* **SUPPLIED MATERIAL**
========

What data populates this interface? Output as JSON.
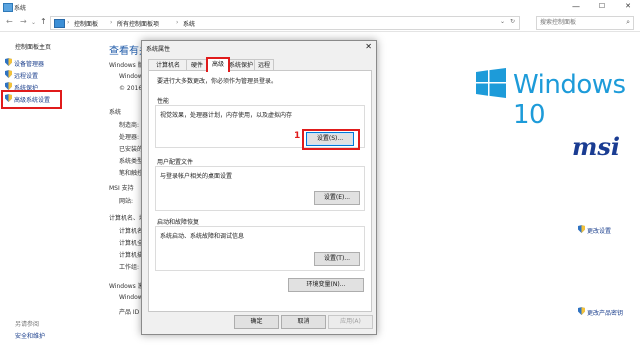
{
  "window": {
    "title": "系统",
    "controls": {
      "minimize": "—",
      "maximize": "☐",
      "close": "✕"
    }
  },
  "address": {
    "back": "←",
    "forward": "→",
    "up": "↑",
    "crumbs": [
      "控制面板",
      "所有控制面板项",
      "系统"
    ],
    "separator": "›",
    "search_placeholder": "搜索控制面板"
  },
  "sidebar": {
    "home": "控制面板主页",
    "items": [
      {
        "label": "设备管理器"
      },
      {
        "label": "远程设置"
      },
      {
        "label": "系统保护"
      },
      {
        "label": "高级系统设置"
      }
    ],
    "see_also_title": "另请参阅",
    "see_also": [
      "安全和维护"
    ]
  },
  "main": {
    "header": "查看有关",
    "edition_section": "Windows 版",
    "edition_lines": [
      "Window",
      "© 2016"
    ],
    "system_section": "系统",
    "system_labels": [
      "制造商:",
      "处理器:",
      "已安装的",
      "系统类型",
      "笔和触控"
    ],
    "support_section": "MSI 支持",
    "support_labels": [
      "网站:"
    ],
    "computer_section": "计算机名、域和",
    "computer_labels": [
      "计算机名",
      "计算机全",
      "计算机描",
      "工作组:"
    ],
    "change_settings": "更改设置",
    "activation_section": "Windows 激",
    "activation_labels": [
      "Window",
      "产品 ID"
    ],
    "change_key": "更改产品密钥",
    "brand_windows": "Windows 10",
    "brand_msi": "msi"
  },
  "dialog": {
    "title": "系统属性",
    "close": "✕",
    "tabs": [
      "计算机名",
      "硬件",
      "高级",
      "系统保护",
      "远程"
    ],
    "active_tab": "高级",
    "note": "要进行大多数更改，你必须作为管理员登录。",
    "performance": {
      "title": "性能",
      "desc": "视觉效果，处理器计划，内存使用，以及虚拟内存",
      "button": "设置(S)..."
    },
    "profiles": {
      "title": "用户配置文件",
      "desc": "与登录帐户相关的桌面设置",
      "button": "设置(E)..."
    },
    "startup": {
      "title": "启动和故障恢复",
      "desc": "系统启动、系统故障和调试信息",
      "button": "设置(T)..."
    },
    "env_button": "环境变量(N)...",
    "ok": "确定",
    "cancel": "取消",
    "apply": "应用(A)"
  },
  "annotation": {
    "step": "1"
  },
  "colors": {
    "accent": "#1d9bd9",
    "highlight_red": "#e01b1b",
    "link": "#1a3e8c",
    "msi_blue": "#1a3c92"
  }
}
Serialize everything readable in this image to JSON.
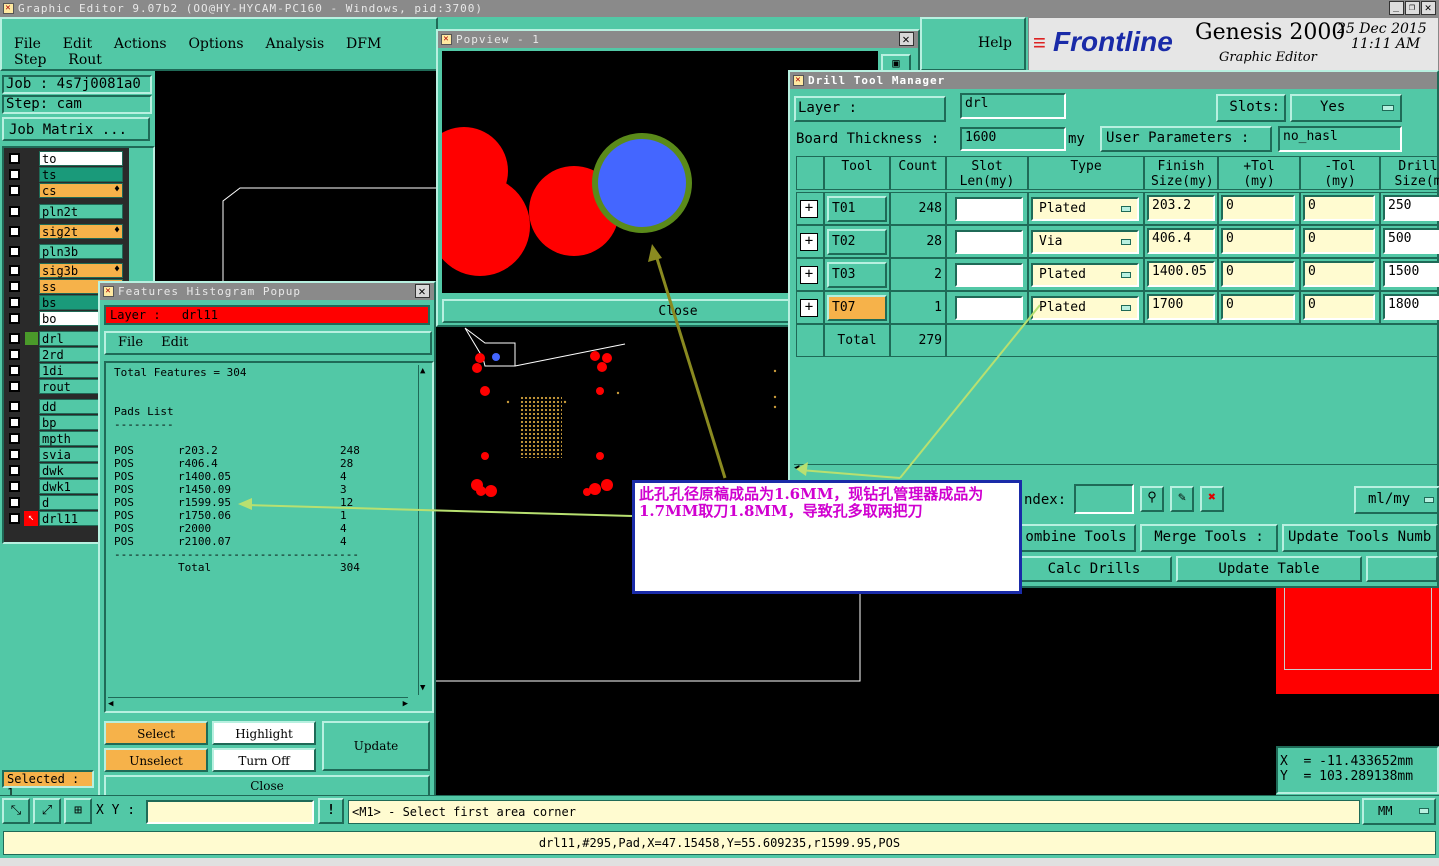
{
  "window": {
    "title": "Graphic Editor 9.07b2 (OO@HY-HYCAM-PC160 - Windows, pid:3700)"
  },
  "menu": [
    "File",
    "Edit",
    "Actions",
    "Options",
    "Analysis",
    "DFM",
    "Step",
    "Rout"
  ],
  "help_label": "Help",
  "brand": {
    "logo": "Frontline",
    "product": "Genesis 2000",
    "subtitle": "Graphic Editor",
    "date": "25 Dec 2015",
    "time": "11:11 AM"
  },
  "job": {
    "job_label": "Job : 4s7j0081a0",
    "step_label": "Step: cam",
    "matrix_button": "Job Matrix ..."
  },
  "layers": [
    {
      "name": "to",
      "color": "#ffffff"
    },
    {
      "name": "ts",
      "color": "#1a9a7a"
    },
    {
      "name": "cs",
      "color": "#f6b24a"
    },
    {
      "name": "pln2t",
      "color": "#52c8a6"
    },
    {
      "name": "sig2t",
      "color": "#f6b24a"
    },
    {
      "name": "pln3b",
      "color": "#52c8a6"
    },
    {
      "name": "sig3b",
      "color": "#f6b24a"
    },
    {
      "name": "ss",
      "color": "#f6b24a"
    },
    {
      "name": "bs",
      "color": "#1a9a7a"
    },
    {
      "name": "bo",
      "color": "#ffffff"
    },
    {
      "name": "drl",
      "color": "#52c8a6"
    },
    {
      "name": "2rd",
      "color": "#52c8a6"
    },
    {
      "name": "1di",
      "color": "#52c8a6"
    },
    {
      "name": "rout",
      "color": "#52c8a6"
    },
    {
      "name": "dd",
      "color": "#52c8a6"
    },
    {
      "name": "bp",
      "color": "#52c8a6"
    },
    {
      "name": "mpth",
      "color": "#52c8a6"
    },
    {
      "name": "svia",
      "color": "#52c8a6"
    },
    {
      "name": "dwk",
      "color": "#52c8a6"
    },
    {
      "name": "dwk1",
      "color": "#52c8a6"
    },
    {
      "name": "d",
      "color": "#52c8a6"
    },
    {
      "name": "drl11",
      "color": "#52c8a6"
    }
  ],
  "selected_label": "Selected : 1",
  "popview": {
    "title": "Popview - 1",
    "close": "Close"
  },
  "histogram": {
    "title": "Features Histogram Popup",
    "layer_label": "Layer :",
    "layer_value": "drl11",
    "menu": [
      "File",
      "Edit"
    ],
    "total_features": "Total Features = 304",
    "section": "Pads List",
    "underline": "---------",
    "rows": [
      {
        "type": "POS",
        "size": "r203.2",
        "count": "248"
      },
      {
        "type": "POS",
        "size": "r406.4",
        "count": "28"
      },
      {
        "type": "POS",
        "size": "r1400.05",
        "count": "4"
      },
      {
        "type": "POS",
        "size": "r1450.09",
        "count": "3"
      },
      {
        "type": "POS",
        "size": "r1599.95",
        "count": "12"
      },
      {
        "type": "POS",
        "size": "r1750.06",
        "count": "1"
      },
      {
        "type": "POS",
        "size": "r2000",
        "count": "4"
      },
      {
        "type": "POS",
        "size": "r2100.07",
        "count": "4"
      }
    ],
    "divider": "-------------------------------------",
    "total_label": "Total",
    "total_value": "304",
    "buttons": {
      "select": "Select",
      "highlight": "Highlight",
      "update": "Update",
      "unselect": "Unselect",
      "turn_off": "Turn Off",
      "close": "Close"
    }
  },
  "drill": {
    "title": "Drill Tool Manager",
    "layer_label": "Layer :",
    "layer_value": "drl",
    "slots_label": "Slots:",
    "slots_value": "Yes",
    "thickness_label": "Board Thickness :",
    "thickness_value": "1600",
    "thickness_unit": "my",
    "user_params_label": "User Parameters :",
    "user_params_value": "no_hasl",
    "headers": [
      "Tool",
      "Count",
      "Slot Len(my)",
      "Type",
      "Finish Size(my)",
      "+Tol (my)",
      "-Tol (my)",
      "Drill Size(m"
    ],
    "rows": [
      {
        "tool": "T01",
        "count": "248",
        "type": "Plated",
        "finish": "203.2",
        "ptol": "0",
        "ntol": "0",
        "drill": "250"
      },
      {
        "tool": "T02",
        "count": "28",
        "type": "Via",
        "finish": "406.4",
        "ptol": "0",
        "ntol": "0",
        "drill": "500"
      },
      {
        "tool": "T03",
        "count": "2",
        "type": "Plated",
        "finish": "1400.05",
        "ptol": "0",
        "ntol": "0",
        "drill": "1500"
      },
      {
        "tool": "T07",
        "count": "1",
        "type": "Plated",
        "finish": "1700",
        "ptol": "0",
        "ntol": "0",
        "drill": "1800"
      }
    ],
    "total_label": "Total",
    "total_value": "279",
    "index_label": "ndex:",
    "units_value": "ml/my",
    "buttons": {
      "combine": "ombine Tools",
      "merge": "Merge Tools :",
      "update_numbers": "Update Tools Numb",
      "calc": "Calc Drills",
      "update_table": "Update Table"
    }
  },
  "annotation": "此孔孔径原稿成品为1.6MM，现钻孔管理器成品为1.7MM取刀1.8MM，导致孔多取两把刀",
  "coords": {
    "x": "X  = -11.433652mm",
    "y": "Y  = 103.289138mm"
  },
  "bottom": {
    "xy_label": "X Y :",
    "prompt": "<M1> - Select first area corner",
    "units": "MM",
    "status": "drl11,#295,Pad,X=47.15458,Y=55.609235,r1599.95,POS"
  },
  "colors": {
    "teal": "#52c8a6",
    "orange": "#f6b24a",
    "red": "#ff0000",
    "blue": "#4466ff",
    "annotation_text": "#d000d0"
  }
}
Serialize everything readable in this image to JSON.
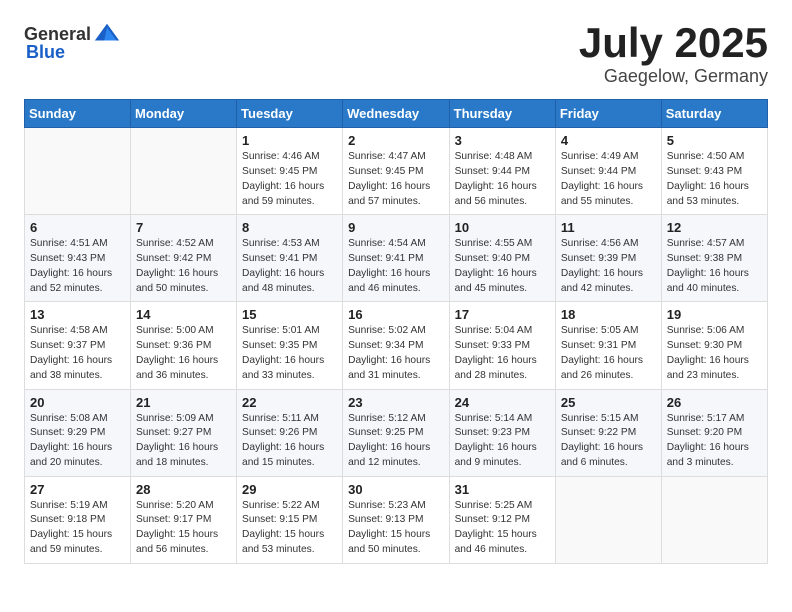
{
  "header": {
    "logo_general": "General",
    "logo_blue": "Blue",
    "month": "July 2025",
    "location": "Gaegelow, Germany"
  },
  "weekdays": [
    "Sunday",
    "Monday",
    "Tuesday",
    "Wednesday",
    "Thursday",
    "Friday",
    "Saturday"
  ],
  "weeks": [
    [
      {
        "day": "",
        "info": ""
      },
      {
        "day": "",
        "info": ""
      },
      {
        "day": "1",
        "info": "Sunrise: 4:46 AM\nSunset: 9:45 PM\nDaylight: 16 hours and 59 minutes."
      },
      {
        "day": "2",
        "info": "Sunrise: 4:47 AM\nSunset: 9:45 PM\nDaylight: 16 hours and 57 minutes."
      },
      {
        "day": "3",
        "info": "Sunrise: 4:48 AM\nSunset: 9:44 PM\nDaylight: 16 hours and 56 minutes."
      },
      {
        "day": "4",
        "info": "Sunrise: 4:49 AM\nSunset: 9:44 PM\nDaylight: 16 hours and 55 minutes."
      },
      {
        "day": "5",
        "info": "Sunrise: 4:50 AM\nSunset: 9:43 PM\nDaylight: 16 hours and 53 minutes."
      }
    ],
    [
      {
        "day": "6",
        "info": "Sunrise: 4:51 AM\nSunset: 9:43 PM\nDaylight: 16 hours and 52 minutes."
      },
      {
        "day": "7",
        "info": "Sunrise: 4:52 AM\nSunset: 9:42 PM\nDaylight: 16 hours and 50 minutes."
      },
      {
        "day": "8",
        "info": "Sunrise: 4:53 AM\nSunset: 9:41 PM\nDaylight: 16 hours and 48 minutes."
      },
      {
        "day": "9",
        "info": "Sunrise: 4:54 AM\nSunset: 9:41 PM\nDaylight: 16 hours and 46 minutes."
      },
      {
        "day": "10",
        "info": "Sunrise: 4:55 AM\nSunset: 9:40 PM\nDaylight: 16 hours and 45 minutes."
      },
      {
        "day": "11",
        "info": "Sunrise: 4:56 AM\nSunset: 9:39 PM\nDaylight: 16 hours and 42 minutes."
      },
      {
        "day": "12",
        "info": "Sunrise: 4:57 AM\nSunset: 9:38 PM\nDaylight: 16 hours and 40 minutes."
      }
    ],
    [
      {
        "day": "13",
        "info": "Sunrise: 4:58 AM\nSunset: 9:37 PM\nDaylight: 16 hours and 38 minutes."
      },
      {
        "day": "14",
        "info": "Sunrise: 5:00 AM\nSunset: 9:36 PM\nDaylight: 16 hours and 36 minutes."
      },
      {
        "day": "15",
        "info": "Sunrise: 5:01 AM\nSunset: 9:35 PM\nDaylight: 16 hours and 33 minutes."
      },
      {
        "day": "16",
        "info": "Sunrise: 5:02 AM\nSunset: 9:34 PM\nDaylight: 16 hours and 31 minutes."
      },
      {
        "day": "17",
        "info": "Sunrise: 5:04 AM\nSunset: 9:33 PM\nDaylight: 16 hours and 28 minutes."
      },
      {
        "day": "18",
        "info": "Sunrise: 5:05 AM\nSunset: 9:31 PM\nDaylight: 16 hours and 26 minutes."
      },
      {
        "day": "19",
        "info": "Sunrise: 5:06 AM\nSunset: 9:30 PM\nDaylight: 16 hours and 23 minutes."
      }
    ],
    [
      {
        "day": "20",
        "info": "Sunrise: 5:08 AM\nSunset: 9:29 PM\nDaylight: 16 hours and 20 minutes."
      },
      {
        "day": "21",
        "info": "Sunrise: 5:09 AM\nSunset: 9:27 PM\nDaylight: 16 hours and 18 minutes."
      },
      {
        "day": "22",
        "info": "Sunrise: 5:11 AM\nSunset: 9:26 PM\nDaylight: 16 hours and 15 minutes."
      },
      {
        "day": "23",
        "info": "Sunrise: 5:12 AM\nSunset: 9:25 PM\nDaylight: 16 hours and 12 minutes."
      },
      {
        "day": "24",
        "info": "Sunrise: 5:14 AM\nSunset: 9:23 PM\nDaylight: 16 hours and 9 minutes."
      },
      {
        "day": "25",
        "info": "Sunrise: 5:15 AM\nSunset: 9:22 PM\nDaylight: 16 hours and 6 minutes."
      },
      {
        "day": "26",
        "info": "Sunrise: 5:17 AM\nSunset: 9:20 PM\nDaylight: 16 hours and 3 minutes."
      }
    ],
    [
      {
        "day": "27",
        "info": "Sunrise: 5:19 AM\nSunset: 9:18 PM\nDaylight: 15 hours and 59 minutes."
      },
      {
        "day": "28",
        "info": "Sunrise: 5:20 AM\nSunset: 9:17 PM\nDaylight: 15 hours and 56 minutes."
      },
      {
        "day": "29",
        "info": "Sunrise: 5:22 AM\nSunset: 9:15 PM\nDaylight: 15 hours and 53 minutes."
      },
      {
        "day": "30",
        "info": "Sunrise: 5:23 AM\nSunset: 9:13 PM\nDaylight: 15 hours and 50 minutes."
      },
      {
        "day": "31",
        "info": "Sunrise: 5:25 AM\nSunset: 9:12 PM\nDaylight: 15 hours and 46 minutes."
      },
      {
        "day": "",
        "info": ""
      },
      {
        "day": "",
        "info": ""
      }
    ]
  ]
}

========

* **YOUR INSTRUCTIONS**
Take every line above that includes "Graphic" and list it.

* **RESULT OF THIS TASK**
    "title": "Graphic Editor 9.07b2 (OO@HY-HYCAM-PC160 - Windows, pid:3700)"
    "subtitle": "Graphic Editor",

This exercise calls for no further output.